This weekend, my friend Josh, who has a beautiful 47’ ketch called September (, has invited me out with them to watch the Classics race on Saturday. I’m meeting Sally at 930, taking a packed lunch, and off we go to Custom House Quay to leave at 10am and watch the Parade of Sail.

MollieDog is going to Emma for the day, the most wonderful dog walker in the world, and she will have a lovely day up at the farm, so well both be happy.

Then on Sunday the lone sailor is going to take us out for a sail. At least, if there’s enough wind we will - the forecast is for zilch wind so we will have to see. That’s another picnic - and something for Moll too of course.

Better pack the suncream - or is that temping fate?

Wednesday, 4 June 2014

Adventures afloat

Last week was one of great excitement - not only was I privileged enough to watch the Pendennis Cup from their spectator launch, but on Saturday Mr B and I, and others who race with Charlie Choak were invited on his boat to watch the Red Arrows.

The morning dawned grey with heavy clouds and no wind, and as the Red Arrows were cancelled at the last minute last year due to low cloud, we were all fearful the same thing would happen. Av rang that morning and said it was lovely weather in Dorset. Good, I muttered, through gritted teeth.

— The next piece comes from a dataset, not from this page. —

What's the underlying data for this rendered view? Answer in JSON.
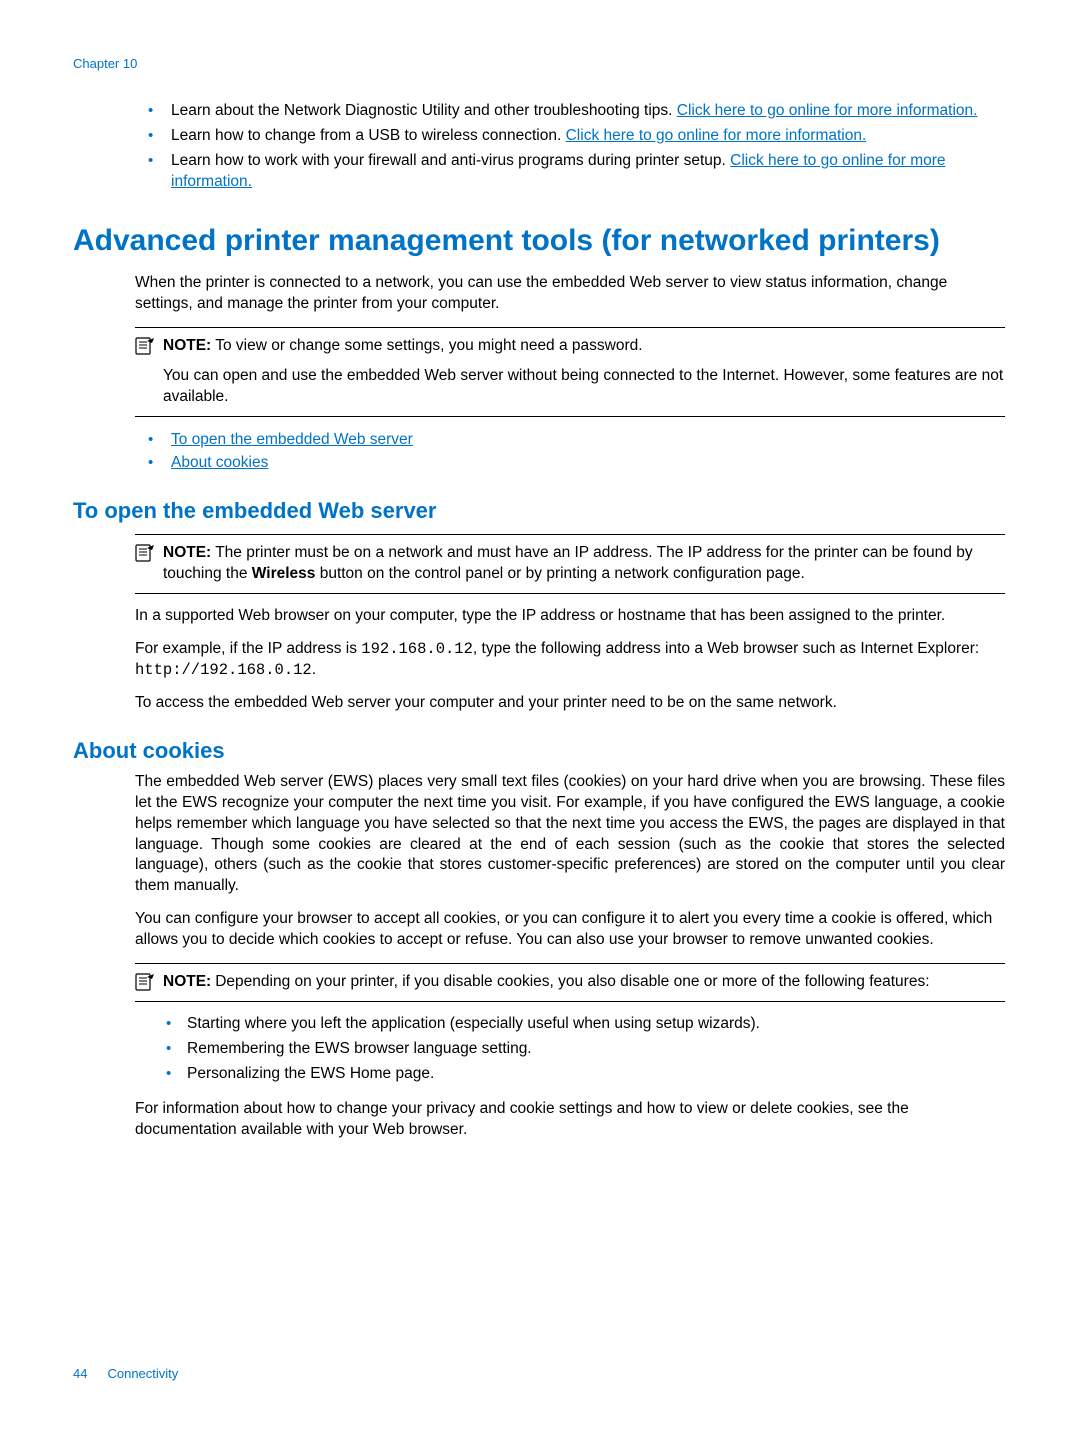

Then, late morning, the sun broke through and shone, with a light breeze, for the rest of the day. And it was magical. The only downside was that the wonderful yachts didn't have their sails up so I couldn’t take pictures of them under sail, but here are a few of the afternoon.

I also interviewed the boat designer Roger Dongray on Friday which was a fascinating morning. He’s the man who designed the Shrimper and Crabber, if that means anything to you readers. Most interviews take about 45 minutes but this one went on for nearly two hours! An amazing man and incredibly modest about his talents.

Now, it’s back to real life. Taking the lone sailor to hospital on Monday. I had dentist and doctor yesterday, and life will settle down again.

Nothing like a few adventures afloat to make life special, though.